Copy every line of the data that contains the string "JSON".

___ RECORDS TO USE ___

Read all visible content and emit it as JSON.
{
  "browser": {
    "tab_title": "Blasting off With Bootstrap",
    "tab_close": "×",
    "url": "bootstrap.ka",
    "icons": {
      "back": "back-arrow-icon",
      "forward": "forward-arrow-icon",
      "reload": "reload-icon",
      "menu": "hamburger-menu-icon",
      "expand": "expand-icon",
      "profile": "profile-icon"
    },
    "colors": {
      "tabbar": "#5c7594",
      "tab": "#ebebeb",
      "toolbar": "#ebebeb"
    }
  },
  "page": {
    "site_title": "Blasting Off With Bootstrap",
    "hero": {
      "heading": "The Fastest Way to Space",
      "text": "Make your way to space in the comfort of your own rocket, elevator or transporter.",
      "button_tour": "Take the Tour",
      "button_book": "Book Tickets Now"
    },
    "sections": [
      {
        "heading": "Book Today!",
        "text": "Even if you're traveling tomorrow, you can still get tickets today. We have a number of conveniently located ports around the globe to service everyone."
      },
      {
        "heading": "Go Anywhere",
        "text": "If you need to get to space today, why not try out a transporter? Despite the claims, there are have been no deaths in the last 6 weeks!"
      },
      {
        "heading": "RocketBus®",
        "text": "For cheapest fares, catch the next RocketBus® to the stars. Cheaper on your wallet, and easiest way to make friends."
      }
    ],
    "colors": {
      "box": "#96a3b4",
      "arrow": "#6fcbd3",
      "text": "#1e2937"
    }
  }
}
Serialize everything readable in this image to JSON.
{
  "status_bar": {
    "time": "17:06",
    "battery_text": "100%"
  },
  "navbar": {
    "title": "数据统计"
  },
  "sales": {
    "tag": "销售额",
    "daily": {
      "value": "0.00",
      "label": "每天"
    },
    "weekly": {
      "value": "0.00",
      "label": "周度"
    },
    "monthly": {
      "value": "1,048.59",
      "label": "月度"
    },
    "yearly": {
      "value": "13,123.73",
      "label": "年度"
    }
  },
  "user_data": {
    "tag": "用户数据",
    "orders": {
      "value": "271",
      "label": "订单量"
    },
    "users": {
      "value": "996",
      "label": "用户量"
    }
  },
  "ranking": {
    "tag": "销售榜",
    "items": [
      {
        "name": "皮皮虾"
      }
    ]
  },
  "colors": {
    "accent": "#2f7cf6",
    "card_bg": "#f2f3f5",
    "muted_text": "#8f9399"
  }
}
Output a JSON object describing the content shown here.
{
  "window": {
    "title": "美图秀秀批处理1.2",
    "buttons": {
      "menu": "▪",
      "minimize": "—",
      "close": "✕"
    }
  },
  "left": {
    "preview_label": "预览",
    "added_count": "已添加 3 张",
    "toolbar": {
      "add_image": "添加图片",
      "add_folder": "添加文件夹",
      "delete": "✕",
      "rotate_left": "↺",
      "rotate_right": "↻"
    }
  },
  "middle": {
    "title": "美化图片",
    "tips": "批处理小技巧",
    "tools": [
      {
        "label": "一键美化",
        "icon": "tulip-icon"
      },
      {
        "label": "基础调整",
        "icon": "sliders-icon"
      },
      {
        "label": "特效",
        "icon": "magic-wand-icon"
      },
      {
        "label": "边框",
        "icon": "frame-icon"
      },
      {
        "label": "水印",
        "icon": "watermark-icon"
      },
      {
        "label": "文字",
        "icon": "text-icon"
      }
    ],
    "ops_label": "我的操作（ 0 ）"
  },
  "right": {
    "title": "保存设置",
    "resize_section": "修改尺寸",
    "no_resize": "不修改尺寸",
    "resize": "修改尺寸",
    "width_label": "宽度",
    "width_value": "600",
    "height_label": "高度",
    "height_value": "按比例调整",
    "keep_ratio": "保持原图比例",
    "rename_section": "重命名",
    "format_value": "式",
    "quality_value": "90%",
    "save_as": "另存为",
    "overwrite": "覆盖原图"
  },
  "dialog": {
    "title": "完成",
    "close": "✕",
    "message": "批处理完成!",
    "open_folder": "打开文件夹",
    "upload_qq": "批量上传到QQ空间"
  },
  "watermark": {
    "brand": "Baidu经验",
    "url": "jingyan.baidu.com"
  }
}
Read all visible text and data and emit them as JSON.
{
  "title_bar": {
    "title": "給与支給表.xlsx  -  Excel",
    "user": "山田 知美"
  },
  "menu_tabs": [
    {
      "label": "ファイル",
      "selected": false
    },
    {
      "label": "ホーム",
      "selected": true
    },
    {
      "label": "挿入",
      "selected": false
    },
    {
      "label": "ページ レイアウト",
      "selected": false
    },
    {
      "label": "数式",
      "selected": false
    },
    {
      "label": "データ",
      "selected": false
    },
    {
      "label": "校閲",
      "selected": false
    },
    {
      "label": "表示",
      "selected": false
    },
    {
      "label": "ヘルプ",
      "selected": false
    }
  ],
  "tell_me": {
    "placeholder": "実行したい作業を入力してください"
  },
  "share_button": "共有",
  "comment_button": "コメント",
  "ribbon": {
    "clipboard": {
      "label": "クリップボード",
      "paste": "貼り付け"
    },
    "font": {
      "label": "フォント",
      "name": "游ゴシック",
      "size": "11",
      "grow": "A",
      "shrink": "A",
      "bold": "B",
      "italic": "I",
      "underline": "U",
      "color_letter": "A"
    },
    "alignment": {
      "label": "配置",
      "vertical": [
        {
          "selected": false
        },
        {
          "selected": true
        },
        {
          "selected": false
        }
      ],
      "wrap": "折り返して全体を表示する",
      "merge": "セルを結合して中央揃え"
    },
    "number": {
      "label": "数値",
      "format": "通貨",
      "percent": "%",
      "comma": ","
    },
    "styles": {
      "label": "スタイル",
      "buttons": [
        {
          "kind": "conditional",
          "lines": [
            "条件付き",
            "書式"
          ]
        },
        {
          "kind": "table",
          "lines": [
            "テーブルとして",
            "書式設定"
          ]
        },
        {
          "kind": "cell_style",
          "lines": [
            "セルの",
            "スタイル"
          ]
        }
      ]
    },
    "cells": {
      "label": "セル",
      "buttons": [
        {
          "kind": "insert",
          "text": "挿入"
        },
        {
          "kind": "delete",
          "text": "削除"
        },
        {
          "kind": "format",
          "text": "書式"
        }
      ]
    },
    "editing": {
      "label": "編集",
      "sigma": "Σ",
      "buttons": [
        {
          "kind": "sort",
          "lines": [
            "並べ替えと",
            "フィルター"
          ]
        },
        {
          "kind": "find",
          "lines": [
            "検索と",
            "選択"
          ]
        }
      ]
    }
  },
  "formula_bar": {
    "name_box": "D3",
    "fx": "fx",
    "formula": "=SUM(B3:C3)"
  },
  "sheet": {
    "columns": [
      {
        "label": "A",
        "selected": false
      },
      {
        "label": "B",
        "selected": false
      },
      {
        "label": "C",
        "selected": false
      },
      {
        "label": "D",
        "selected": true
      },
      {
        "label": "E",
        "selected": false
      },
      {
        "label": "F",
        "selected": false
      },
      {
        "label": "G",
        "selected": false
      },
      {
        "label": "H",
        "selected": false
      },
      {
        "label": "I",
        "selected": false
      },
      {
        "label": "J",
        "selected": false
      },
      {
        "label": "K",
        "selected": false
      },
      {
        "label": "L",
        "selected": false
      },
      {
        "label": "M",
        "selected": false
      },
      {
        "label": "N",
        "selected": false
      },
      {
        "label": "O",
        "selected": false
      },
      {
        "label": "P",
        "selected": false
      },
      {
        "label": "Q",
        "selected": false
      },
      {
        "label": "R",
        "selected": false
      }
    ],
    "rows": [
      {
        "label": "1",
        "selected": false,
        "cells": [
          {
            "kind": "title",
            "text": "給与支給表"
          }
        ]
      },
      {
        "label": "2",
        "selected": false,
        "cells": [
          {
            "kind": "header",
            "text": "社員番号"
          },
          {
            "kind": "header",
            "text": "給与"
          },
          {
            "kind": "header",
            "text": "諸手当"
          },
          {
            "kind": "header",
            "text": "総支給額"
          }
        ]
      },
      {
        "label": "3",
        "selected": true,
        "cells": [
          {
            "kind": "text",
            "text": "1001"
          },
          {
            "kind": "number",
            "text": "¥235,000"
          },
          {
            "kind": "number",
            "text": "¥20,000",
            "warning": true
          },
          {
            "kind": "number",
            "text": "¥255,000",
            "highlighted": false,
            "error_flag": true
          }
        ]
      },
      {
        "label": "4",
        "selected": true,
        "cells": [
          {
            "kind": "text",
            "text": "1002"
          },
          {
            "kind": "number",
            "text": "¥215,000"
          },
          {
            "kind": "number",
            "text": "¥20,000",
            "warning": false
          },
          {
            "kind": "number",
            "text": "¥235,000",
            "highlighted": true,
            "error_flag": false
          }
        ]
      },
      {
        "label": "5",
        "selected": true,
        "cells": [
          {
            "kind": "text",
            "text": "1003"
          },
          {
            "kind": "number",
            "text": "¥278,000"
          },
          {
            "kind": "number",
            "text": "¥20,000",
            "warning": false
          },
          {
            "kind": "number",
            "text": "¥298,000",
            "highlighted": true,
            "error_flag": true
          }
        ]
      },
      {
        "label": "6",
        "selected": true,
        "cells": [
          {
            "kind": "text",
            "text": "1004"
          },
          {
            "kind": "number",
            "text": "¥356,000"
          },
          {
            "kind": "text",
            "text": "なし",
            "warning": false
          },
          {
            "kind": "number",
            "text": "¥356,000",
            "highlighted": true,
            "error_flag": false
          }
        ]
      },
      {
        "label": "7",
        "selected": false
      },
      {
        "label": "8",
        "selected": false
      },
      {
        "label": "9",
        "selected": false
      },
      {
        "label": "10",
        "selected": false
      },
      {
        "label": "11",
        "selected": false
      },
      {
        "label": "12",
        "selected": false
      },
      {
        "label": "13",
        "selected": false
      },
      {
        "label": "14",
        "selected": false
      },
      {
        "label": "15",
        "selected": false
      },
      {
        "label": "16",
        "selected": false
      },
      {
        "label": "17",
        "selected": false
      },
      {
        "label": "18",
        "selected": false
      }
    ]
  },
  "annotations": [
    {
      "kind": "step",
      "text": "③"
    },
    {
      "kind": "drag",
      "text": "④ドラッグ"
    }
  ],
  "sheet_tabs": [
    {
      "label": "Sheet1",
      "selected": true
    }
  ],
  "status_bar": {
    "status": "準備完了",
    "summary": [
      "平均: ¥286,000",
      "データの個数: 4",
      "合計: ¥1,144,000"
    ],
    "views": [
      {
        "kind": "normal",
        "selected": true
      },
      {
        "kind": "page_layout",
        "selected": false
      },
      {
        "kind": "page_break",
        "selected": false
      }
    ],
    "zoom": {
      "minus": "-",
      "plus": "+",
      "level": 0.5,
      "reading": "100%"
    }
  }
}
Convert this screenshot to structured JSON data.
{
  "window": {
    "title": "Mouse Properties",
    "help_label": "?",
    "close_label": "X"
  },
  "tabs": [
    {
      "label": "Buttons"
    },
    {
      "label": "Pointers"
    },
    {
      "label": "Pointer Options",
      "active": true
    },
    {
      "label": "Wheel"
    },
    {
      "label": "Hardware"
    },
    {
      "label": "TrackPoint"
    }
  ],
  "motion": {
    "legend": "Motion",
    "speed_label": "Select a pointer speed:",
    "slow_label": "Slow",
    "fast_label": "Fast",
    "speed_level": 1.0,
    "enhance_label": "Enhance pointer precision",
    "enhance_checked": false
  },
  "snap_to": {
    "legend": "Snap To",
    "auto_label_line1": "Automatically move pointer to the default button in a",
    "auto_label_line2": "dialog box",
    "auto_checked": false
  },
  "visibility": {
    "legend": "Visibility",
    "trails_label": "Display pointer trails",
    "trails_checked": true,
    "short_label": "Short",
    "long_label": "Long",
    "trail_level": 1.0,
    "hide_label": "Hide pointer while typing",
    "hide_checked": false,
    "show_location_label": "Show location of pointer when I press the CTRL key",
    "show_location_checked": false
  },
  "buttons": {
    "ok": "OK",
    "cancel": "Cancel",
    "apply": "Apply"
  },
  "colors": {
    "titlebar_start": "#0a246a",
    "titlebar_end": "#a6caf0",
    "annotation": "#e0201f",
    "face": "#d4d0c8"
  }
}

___

COMPLETED TASK:
Read all visible content and emit it as JSON.
Serialize everything readable in this image to JSON.
Output a JSON object describing the content shown here.
Read all visible text and data and emit them as JSON.
Convert this screenshot to structured JSON data.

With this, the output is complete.